Rhonda Wong, founder of online property marketplace platform Ohmyhome, made her first million at 25 from trading, but recommends investing in property as a source of passive income that you don’t have to constantly monitor.
Stocks rise and fall but “property won’t hit zero”, assuming the unit is in a liveable condition. “Even if a property in a less ideal location depreciates by 10 to 20 per cent or 50 per cent, it can still be rented out.”
To achieve a return that exceeds your initial investment, Rhonda suggests looking out for certain factors when buying: location, scarcity of the property type (for insurance, exclusive units in a condo might feature a squarish living room or sea view) and future developments in the area, such as shopping malls or MRT stations, all of which may increase the value of your investment. Fengshui is also a key consideration for some buyers, who may prefer unit number eight over four.”
“When buying your first property for investment, considerations like a sea view are not as crucial. If that gives you a higher monetary return, go ahead, but don’t choose it because it’s something you would want in your dream home,” says Rhonda. “If you live in your first home instead of using it as an investment, you’ll be paying it off for years before any return. It would be wiser to rent it out for, say, $4000 and rent a place somewhere for $800.”

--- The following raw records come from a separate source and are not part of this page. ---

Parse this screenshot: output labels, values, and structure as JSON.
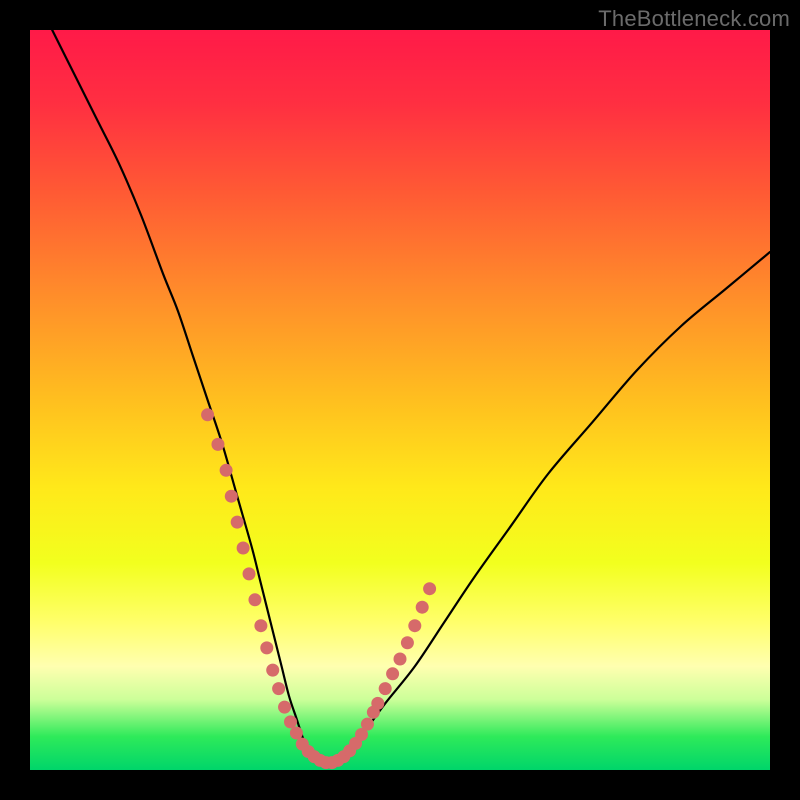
{
  "watermark": "TheBottleneck.com",
  "colors": {
    "frame": "#000000",
    "gradient_stops": [
      {
        "offset": 0.0,
        "color": "#ff1a48"
      },
      {
        "offset": 0.1,
        "color": "#ff2f41"
      },
      {
        "offset": 0.22,
        "color": "#ff5a34"
      },
      {
        "offset": 0.35,
        "color": "#ff8a2b"
      },
      {
        "offset": 0.5,
        "color": "#ffbf1f"
      },
      {
        "offset": 0.62,
        "color": "#ffe91a"
      },
      {
        "offset": 0.72,
        "color": "#f2ff1e"
      },
      {
        "offset": 0.8,
        "color": "#ffff6a"
      },
      {
        "offset": 0.86,
        "color": "#ffffb0"
      },
      {
        "offset": 0.905,
        "color": "#ccff99"
      },
      {
        "offset": 0.955,
        "color": "#2eea5a"
      },
      {
        "offset": 1.0,
        "color": "#00d56a"
      }
    ],
    "curve": "#000000",
    "marker_fill": "#d66a6a",
    "marker_stroke": "#b84f4f"
  },
  "chart_data": {
    "type": "line",
    "title": "",
    "xlabel": "",
    "ylabel": "",
    "xlim": [
      0,
      100
    ],
    "ylim": [
      0,
      100
    ],
    "series": [
      {
        "name": "bottleneck-curve",
        "x": [
          3,
          6,
          9,
          12,
          15,
          18,
          20,
          22,
          24,
          26,
          28,
          30,
          31,
          32,
          33,
          34,
          35,
          36,
          37,
          38,
          39,
          40,
          42,
          45,
          48,
          52,
          56,
          60,
          65,
          70,
          76,
          82,
          88,
          94,
          100
        ],
        "y": [
          100,
          94,
          88,
          82,
          75,
          67,
          62,
          56,
          50,
          44,
          37,
          30,
          26,
          22,
          18,
          14,
          10,
          7,
          4,
          2,
          1,
          1,
          2,
          5,
          9,
          14,
          20,
          26,
          33,
          40,
          47,
          54,
          60,
          65,
          70
        ]
      }
    ],
    "markers": {
      "name": "highlight-dots",
      "x": [
        24.0,
        25.4,
        26.5,
        27.2,
        28.0,
        28.8,
        29.6,
        30.4,
        31.2,
        32.0,
        32.8,
        33.6,
        34.4,
        35.2,
        36.0,
        36.8,
        37.6,
        38.4,
        39.2,
        40.0,
        40.8,
        41.6,
        42.4,
        43.2,
        44.0,
        44.8,
        45.6,
        46.4,
        47.0,
        48.0,
        49.0,
        50.0,
        51.0,
        52.0,
        53.0,
        54.0
      ],
      "y": [
        48.0,
        44.0,
        40.5,
        37.0,
        33.5,
        30.0,
        26.5,
        23.0,
        19.5,
        16.5,
        13.5,
        11.0,
        8.5,
        6.5,
        5.0,
        3.5,
        2.5,
        1.8,
        1.3,
        1.0,
        1.0,
        1.3,
        1.8,
        2.6,
        3.6,
        4.8,
        6.2,
        7.8,
        9.0,
        11.0,
        13.0,
        15.0,
        17.2,
        19.5,
        22.0,
        24.5
      ]
    }
  }
}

“An HDB flat is more of a shelter than an investment product,” says Rhonda. To invest, she suggests looking beyond Singapore to places like the UK, where you might be able to get higher returns. Australia is also affordable and, like the UK, its policies are similar to those of Singapore as contracts are governed by Commonwealth law, so it’ll be easier when it comes time to sell.”